  8. Visibility into workforce performance is limited – With performance data stored in documents in various places, you can’t know if one manager gives their whole team stellar ratings because it’s easy and fast. You also can’t know how one department is performing compared to others. You may not even know which managers are always late with reviews. Normalized employee performance data is often not available to inform hiring, retention, promotion and employee development plans.  
  9. Goal progress and achievement is difficult to assess – Goals that are stored in documents or email are difficult to access. Managers and employees struggle to provide quantitative evidence of goal achievement and have little to no visibility into goal progress throughout the review period.

Make Performance Management Part of Every Day

There is a better, more effective way to evaluate, recognize and reward employee performance and make the process easier for everyone involved. NetSuite’s SuitePeople Performance Management(opens in new tab) solution makes performance management part of the employee experience every day. Employees create their goals and work with their managers to refine and approve them. NetSuite adds these goals to the Employee Center for both the manager and employee for better visibility and engagement. NetSuite provides goal metrics with operational data that are automatically updated each day for more fact-based assessment of progress and achievement.

Continuous Performance Conversations

Throughout the goal lifecycle and review period managers and employees can discuss performance through threaded conversations and reprioritize goals based on business needs. Conversely, managers use these capabilities to identify employees who are disengaged and can take proactive measures to get their employees back on the right track. Peers can provide performance feedback using the Kudos feature. All goals and peer feedback are automatically added to the employee performance review, saving the manager time preparing an evaluation. 


Using Business Intelligence for Easier Administration

With SuitePeople Performance Management, HR leaders have a more structured way to administer the entire review process. Embedded analytical charts provide HR teams with monitoring tools to track performance review completion progress by status. Within the solution, they have the added flexibility to create performance review documents from templates by job, location or subsidiary, thereby providing a more consistent and relevant performance evaluation to the entire workforce. Having employee performance data all in one lets HR leaders provide workforce performance reports and analysis to other leaders to improve overall company performance and productivity.

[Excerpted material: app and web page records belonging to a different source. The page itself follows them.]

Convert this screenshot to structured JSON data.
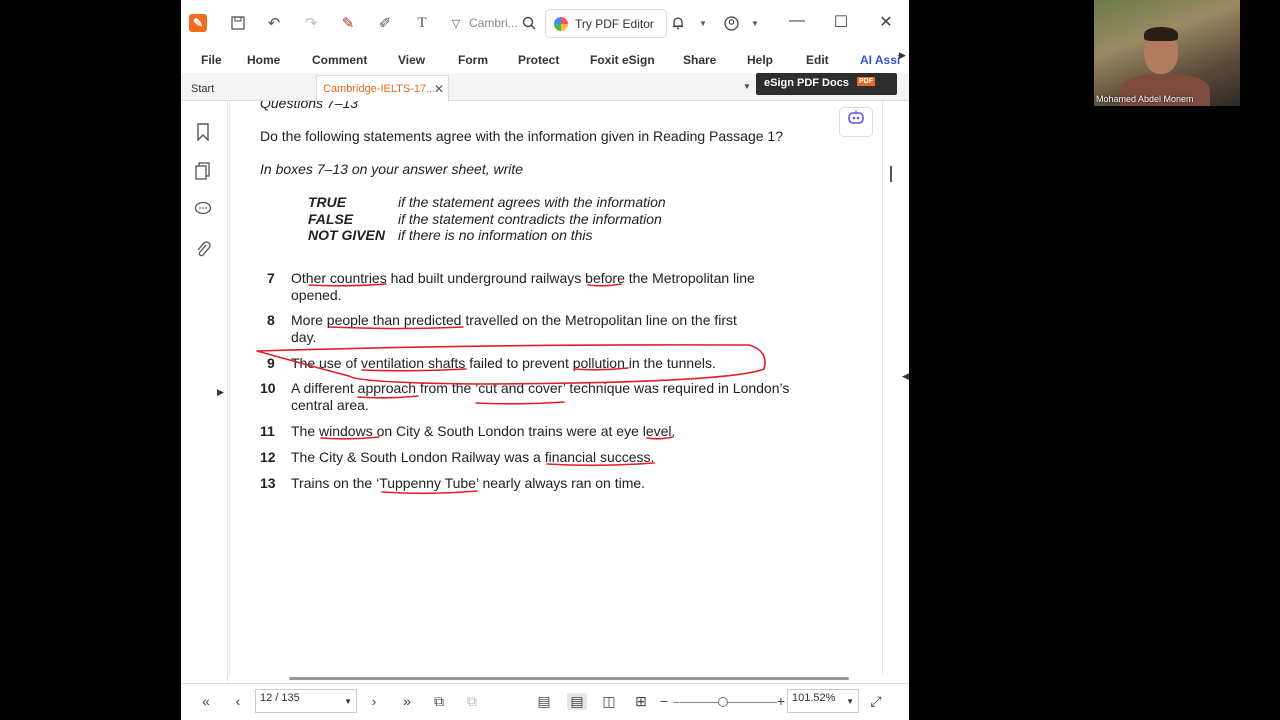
{
  "titlebar": {
    "doc_title_short": "Cambri...",
    "try_editor_label": "Try PDF Editor"
  },
  "menu": {
    "items": [
      "File",
      "Home",
      "Comment",
      "View",
      "Form",
      "Protect",
      "Foxit eSign",
      "Share",
      "Help",
      "Edit",
      "AI Assi"
    ]
  },
  "tabs": {
    "start_label": "Start",
    "doc_label": "Cambridge-IELTS-17...",
    "esign_label": "eSign PDF Docs",
    "esign_mark": "PDF"
  },
  "document": {
    "heading": "Questions 7–13",
    "instruction": "Do the following statements agree with the information given in Reading Passage 1?",
    "subinstruction": "In boxes 7–13 on your answer sheet, write",
    "legend": [
      {
        "key": "TRUE",
        "desc": "if the statement agrees with the information"
      },
      {
        "key": "FALSE",
        "desc": "if the statement contradicts the information"
      },
      {
        "key": "NOT GIVEN",
        "desc": "if there is no information on this"
      }
    ],
    "questions": [
      {
        "num": "7",
        "line1": "Other countries had built underground railways before the Metropolitan line",
        "line2": "opened."
      },
      {
        "num": "8",
        "line1": "More people than predicted travelled on the Metropolitan line on the first",
        "line2": "day."
      },
      {
        "num": "9",
        "line1": "The use of ventilation shafts failed to prevent pollution in the tunnels.",
        "line2": ""
      },
      {
        "num": "10",
        "line1": "A different approach from the ‘cut and cover’ technique was required in London’s",
        "line2": "central area."
      },
      {
        "num": "11",
        "line1": "The windows on City & South London trains were at eye level.",
        "line2": ""
      },
      {
        "num": "12",
        "line1": "The City & South London Railway was a financial success.",
        "line2": ""
      },
      {
        "num": "13",
        "line1": "Trains on the ‘Tuppenny Tube’ nearly always ran on time.",
        "line2": ""
      }
    ]
  },
  "status": {
    "page": "12 / 135",
    "zoom": "101.52%"
  },
  "webcam": {
    "name": "Mohamed Abdel Monem"
  },
  "colors": {
    "accent": "#e86a1c",
    "annotation": "#e0202a",
    "ai_link": "#2f56d6"
  }
}
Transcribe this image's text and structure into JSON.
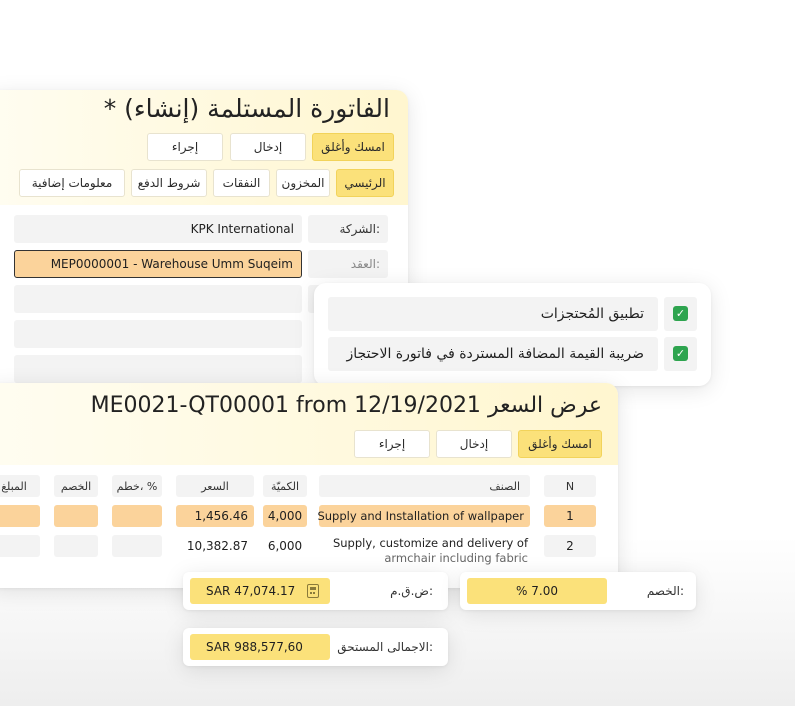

NetSuite has packaged the experience gained from tens of thousands of worldwide deployments over two decades into a set of leading practices that pave a clear path to success and are proven to deliver rapid business value. With NetSuite, you go live in a predictable timeframe — smart, stepped implementations begin with sales and span the entire customer lifecycle, so there's continuity from sales to services to support.